_Problem to work on_
For the string "title", find every matching line in the records and copy it.

[Items from an interface collection]
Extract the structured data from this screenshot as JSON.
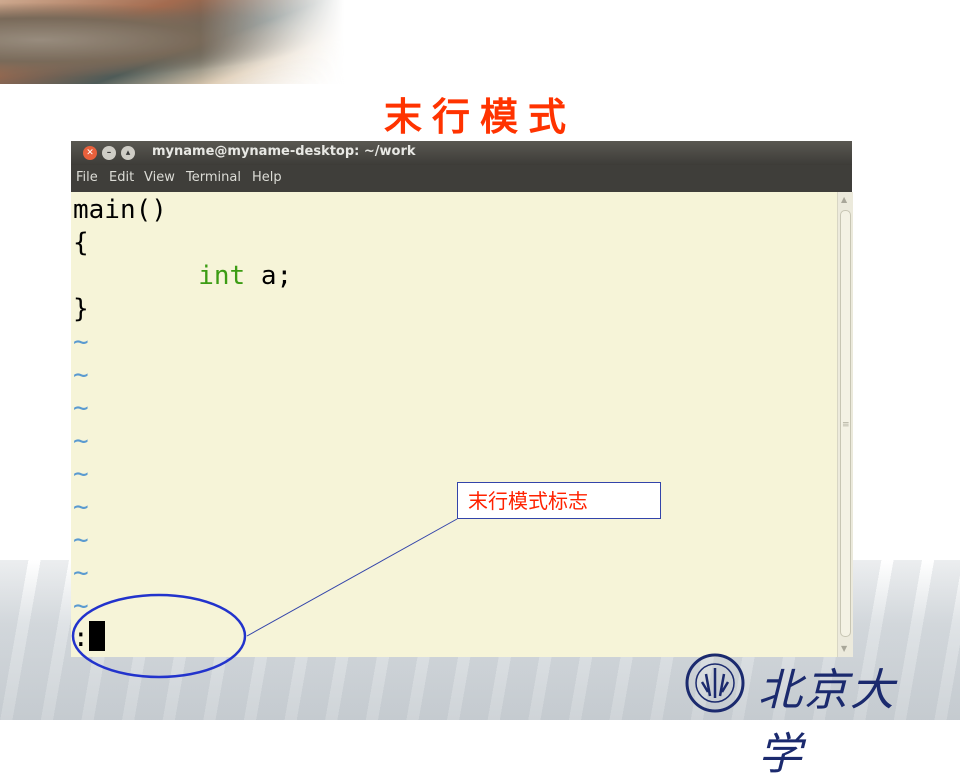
{
  "slide": {
    "title": "末行模式"
  },
  "window": {
    "title": "myname@myname-desktop: ~/work",
    "buttons": [
      "close",
      "minimize",
      "maximize"
    ],
    "menu": [
      "File",
      "Edit",
      "View",
      "Terminal",
      "Help"
    ]
  },
  "editor": {
    "lines": {
      "l1": "main()",
      "l2": "{",
      "l3_indent": "        ",
      "l3_keyword": "int",
      "l3_rest": " a;",
      "l4": "}"
    },
    "tilde": "~",
    "command_prompt": ":",
    "colors": {
      "background": "#f6f4d8",
      "keyword": "#3c9c14",
      "tilde": "#5a9ad0"
    }
  },
  "annotation": {
    "label": "末行模式标志",
    "border_color": "#3344aa",
    "text_color": "#ff2200"
  },
  "logo": {
    "text": "北京大学"
  },
  "colors": {
    "title": "#ff3300"
  }
}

_Response to the exercise_
    "title": "末行模式"
    "title": "myname@myname-desktop: ~/work",
    "title": "#ff3300"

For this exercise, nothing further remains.